Whatever you do, don’t mention poo: a transition to motherhood
“…and you’ve never discussed Alfie’s bowel movements with me, not even once. Major points for that!”
I was watching Offspring the other week when one character comforted another with this line, by way of assuring her that she was still a cool person now that she was a mother.
I died a little inside.
I have discussed my baby’s poo with so many people. In fact, only a few days prior to watching that episode, I had actually described in some detail – to a room full of people – a particularly impressive projectile poop.
Oh God, oh God, I am already one of Those Parents. Those Parents whose only contribution to conversations about politics is the proud declaration, “I’m sure little Tommy will be a politician some day, you can just tell by the way he spits up his half-digested milk.” Before I know it, I’ll be abusing umpires as I stand on the sidelines of little kids’ soccer games in sneaky jeans. Help. This was not supposed to happen.
In my pre-baby mind, I was sure I was going to be such a cool mother. I would take it all in my stride! I would bore nobody with stories about shitty nappies and burping! And, most importantly, I was going to be exactly the person I was before, only with a baby in tow!
It’s probably needless to say that the reality of becoming a mother smashed those illusions to pieces.
One of my expectations was that from the get go, I was going to be out and about, cheerfully and confidently taking my baby everywhere with me. In reality, it took me a long time to feel brave enough to take such a tiny, fragile person out of the house – and even then, it was only because he had to have a check-up at the hospital.
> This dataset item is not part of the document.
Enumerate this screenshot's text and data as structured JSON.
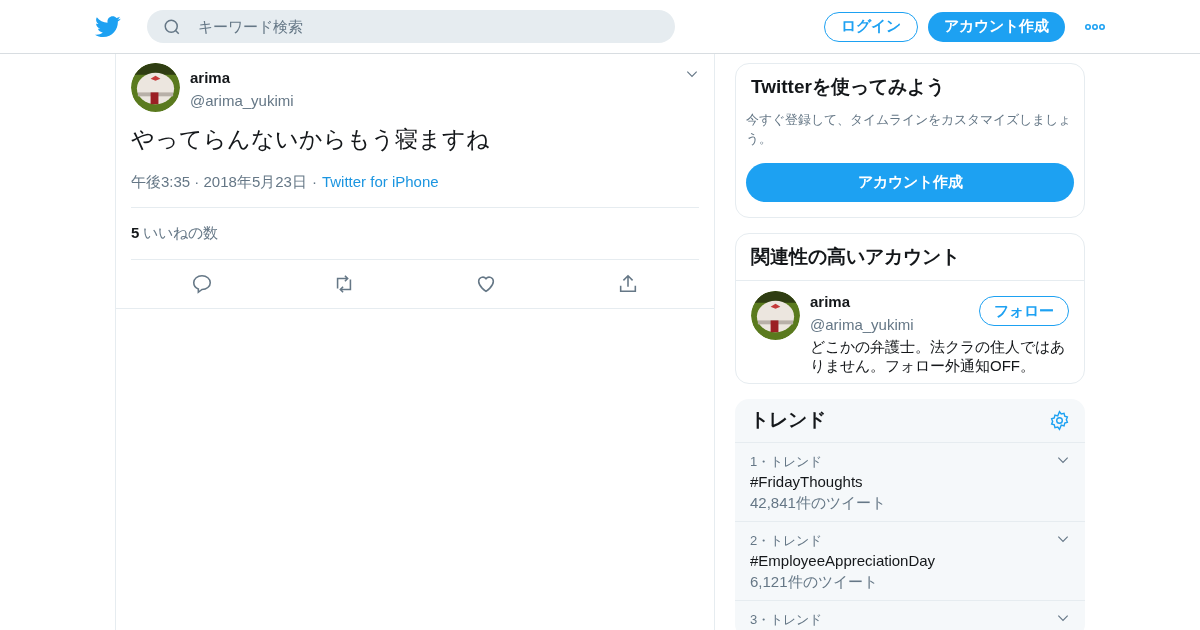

I walked him slowly towards the building in his pram, apologising anxiously every time I rolled him over a little bump in the footpath, all the way up to the big set of steps that led up to the hospital entrance. The steps. I stood at the bottom of them for a good 60 seconds, mind-blown by my own idiocy and waiting for some sort of motherly knowledge to enter my consciousness and remind me what to do. Take the ramp, Caitlin. Ah. There it is.
I thought breastfeeding would be easy, and it wasn’t. I thought I would feel great after giving birth, and I didn’t. I thought I would only cry from joy, and I did cry from joy; but I also cried from exhaustion, I cried because it hurt to sit down, I cried because my belly was still big, I cried because I didn’t have time to shower daily. I cried because I felt lonely, and then I cried because I was overwhelmed when people wanted to visit. I cried because I was afraid of not being good enough to be this beautiful, perfect little person’s mum. I had turned into an absolute weeper.
And that was just the first week’s worth of busted expectations.
I’ll never forget this one time I was feeding my son in one of those grubby baby change rooms with the bright, frightening characters peeling menacingly off the walls. Two women came in to use the toilet, because the normal loos were being cleaned. While one of them waited for the other to finish, she smiled at me and asked how old my baby was. He was a few weeks old. I waited for the usual response – “Aw, he’s so little! How lovely!” – but she met my eyes and said something better.
“It’s so intense to start off with, isn’t it? But it gets easier.”
I could have hugged her. While I was pregnant, I wrote about how I didn’t feel like I’d need any ‘mum friends’ because of how amazing my current (childless) friends are. My friends are still amazing, and have been absolute rocks for me over the last year; but I’d underestimated just how hard it is to understand what it’s like to have a young baby until you’ve actually had one yourself. Talking to this stranger, who it turned out had an 18 month old daughter, made me feel less like an animal who’d crawled out of a den of chaos to masquerade as a normal person and more like, well, almost an actual normal person. Or at the very least, it reminded me that other women have survived dens of chaos and know what it’s like. Before that conversation, I have to admit that I shied away from making friends with other mothers because deep down, I wanted to hang on to my identity as a young, carefree and spontaneous uni student with a cheerfully professed fear of commitment. But the reality is that you can’t become someone’s mother and be the same person you were before. And while the love for my baby was immediate, the acceptance of the changes in myself is a slower process. But I’m getting there, and I’m gradually learning which Mother Things I’ll reject as ‘not me’ (scary sneaky-jean soccer mum), and which to embrace (poo love).
Besides, I don’t care how cool you are; if you’d seen this poo, you’d have told a roomful of people about it too. It was phenomenal.